Center Urges Continued Vigilance
TORONTO, June 13 /CNW/ - Friends of Simon Wiesenthal Center for Holocaust
Studies (FSWC) today commended the Regina Police Service following its recent
investigation and questioning of known neo-Nazi Terry Tremaine.
"We have been monitoring Mr. Tremaine's activities for many years,
well-prior to his conviction under Section 13 of the Canadian Human Rights Act
in February of this year," said Leo Adler, FSWC Director of National Affairs.
"In January 2006, we alerted the Ontario Provincial Police of his
website, the National-Socialist Party of Canada which was removed from the
Internet shortly thereafter," he added.
The National-Socialist Party of Canada claimed it was dedicated to
"(S)topping and reversing the effects of multiculturalism and (R)esisting the
Jewish/Zionist takeover of the most important social institutions of Canada".
The website also included a myriad of anti-semitic and neo-Nazi propaganda.
Terry Tremaine was listed as the website's contact person.
"There is no doubt that the resurfacing of this website proves
Mr. Tremaine remains devoted to the public dissemination of hate speech in
this country. Coupled with the fact that a fundraising drive has now been
established on another hate website, it becomes clear that he must be closely
monitored by law enforcement officials," said Adler.
About Friends of Simon Wiesenthal Center for Holocaust Studies

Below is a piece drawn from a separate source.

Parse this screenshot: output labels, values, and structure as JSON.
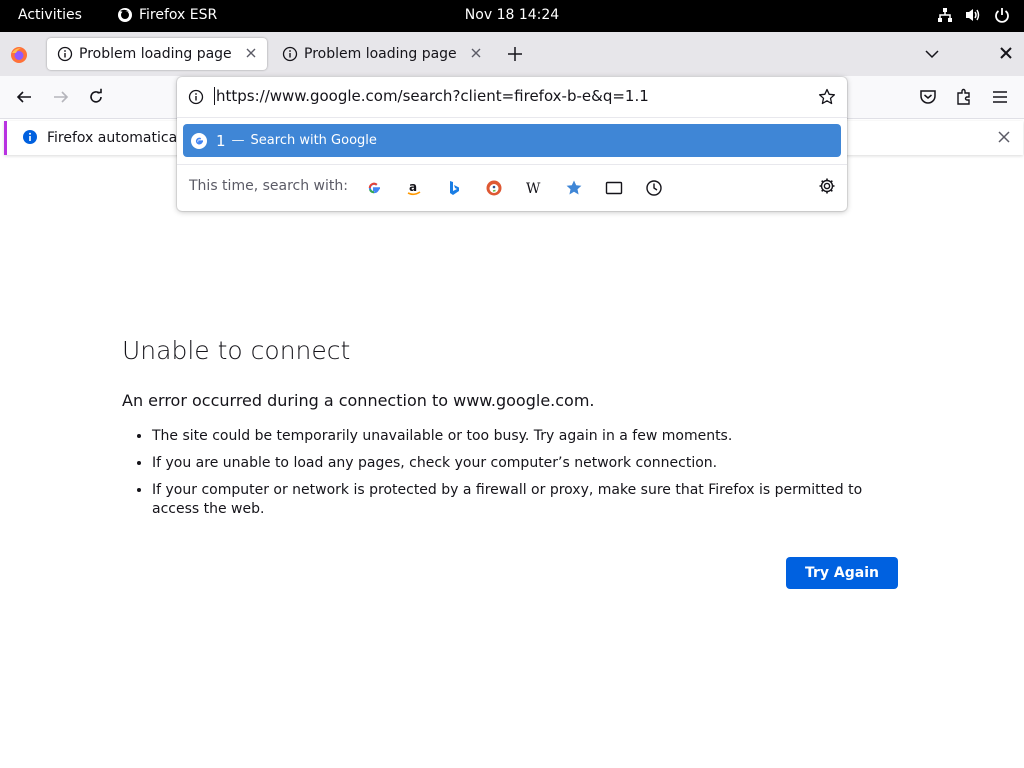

Friends of Simon Wiesenthal Center for Holocaust Studies is a Canadian
human rights organization dedicated to fostering tolerance and understanding

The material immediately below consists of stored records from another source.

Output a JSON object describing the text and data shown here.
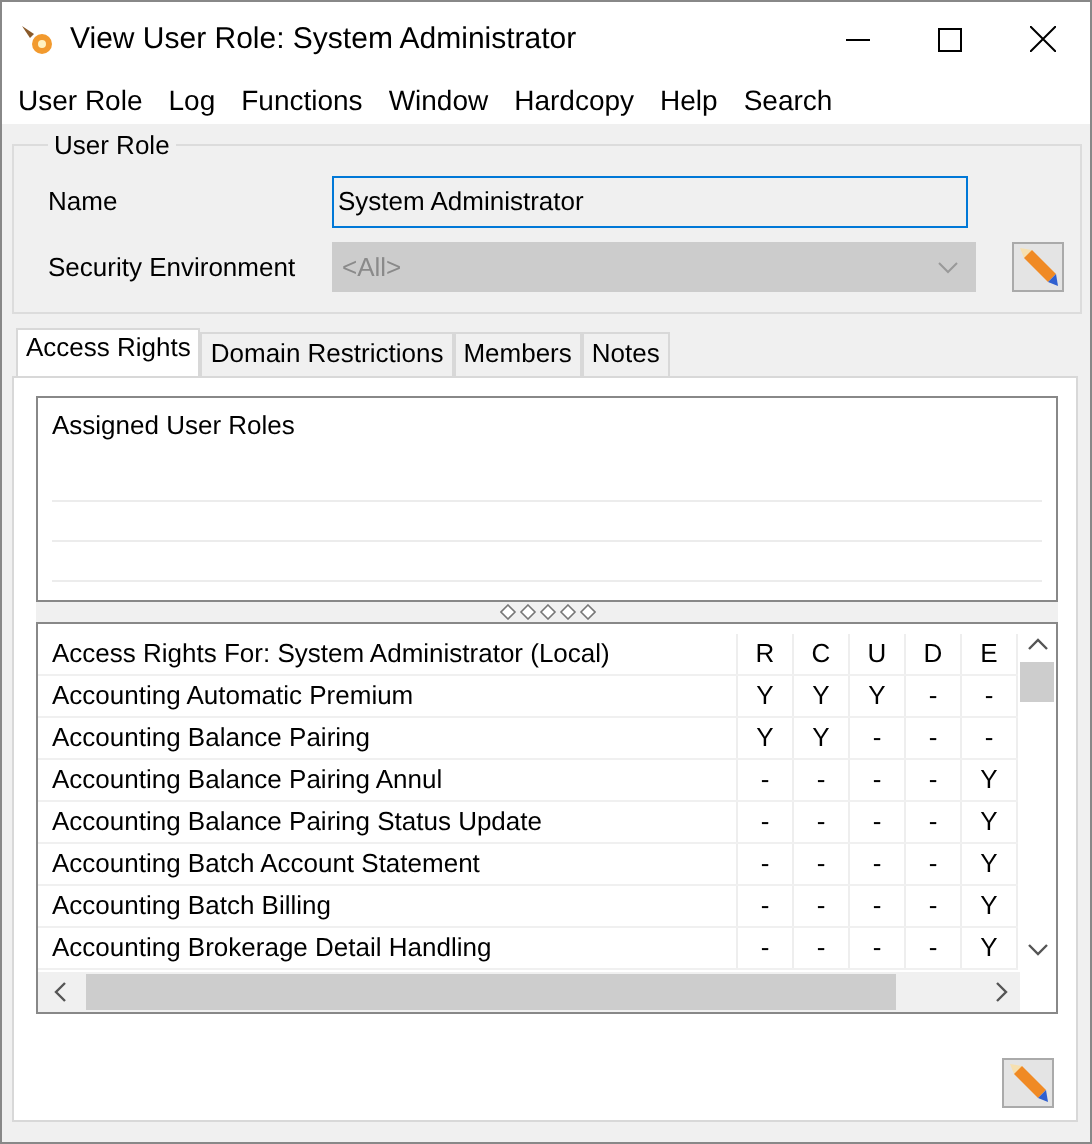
{
  "window": {
    "title": "View User Role: System Administrator"
  },
  "menu": [
    "User Role",
    "Log",
    "Functions",
    "Window",
    "Hardcopy",
    "Help",
    "Search"
  ],
  "user_role": {
    "legend": "User Role",
    "name_label": "Name",
    "name_value": "System Administrator",
    "env_label": "Security Environment",
    "env_value": "<All>",
    "env_disabled": true
  },
  "tabs": [
    {
      "label": "Access Rights",
      "selected": true
    },
    {
      "label": "Domain Restrictions",
      "selected": false
    },
    {
      "label": "Members",
      "selected": false
    },
    {
      "label": "Notes",
      "selected": false
    }
  ],
  "assigned": {
    "title": "Assigned User Roles"
  },
  "access_rights": {
    "columns": [
      "Access Rights For: System Administrator (Local)",
      "R",
      "C",
      "U",
      "D",
      "E"
    ],
    "rows": [
      {
        "cells": [
          "Accounting Automatic Premium",
          "Y",
          "Y",
          "Y",
          "-",
          "-"
        ]
      },
      {
        "cells": [
          "Accounting Balance Pairing",
          "Y",
          "Y",
          "-",
          "-",
          "-"
        ]
      },
      {
        "cells": [
          "Accounting Balance Pairing Annul",
          "-",
          "-",
          "-",
          "-",
          "Y"
        ]
      },
      {
        "cells": [
          "Accounting Balance Pairing Status Update",
          "-",
          "-",
          "-",
          "-",
          "Y"
        ]
      },
      {
        "cells": [
          "Accounting Batch Account Statement",
          "-",
          "-",
          "-",
          "-",
          "Y"
        ]
      },
      {
        "cells": [
          "Accounting Batch Billing",
          "-",
          "-",
          "-",
          "-",
          "Y"
        ]
      },
      {
        "cells": [
          "Accounting Brokerage Detail Handling",
          "-",
          "-",
          "-",
          "-",
          "Y"
        ]
      }
    ]
  }
}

through community involvement, educational outreach and social action. With
over 25,000 members of all faiths around the world, it confronts important
contemporary issues including racism, anti-Semitism, terrorism and genocide.
Friends is affiliated with the world-wide, Los Angeles-based Simon Wiesenthal
Center, an accredited Non-Government Organization with status at international
agencies, including the United Nations, UNESCO, OSCE and the Council of
Europe, with offices in New York, Miami, Paris, Jerusalem, Buenos Aires, and
Toronto. Simon Wiesenthal died in 2005 after devoting his life to preserving
the memories of the victims of the Holocaust, while simultaneously seeking
justice for the war criminals.
For further information:
For further information: David Eisenstadt, The Communications Group
Inc., 1-800-267-4476 x 36, firstname.lastname@example.org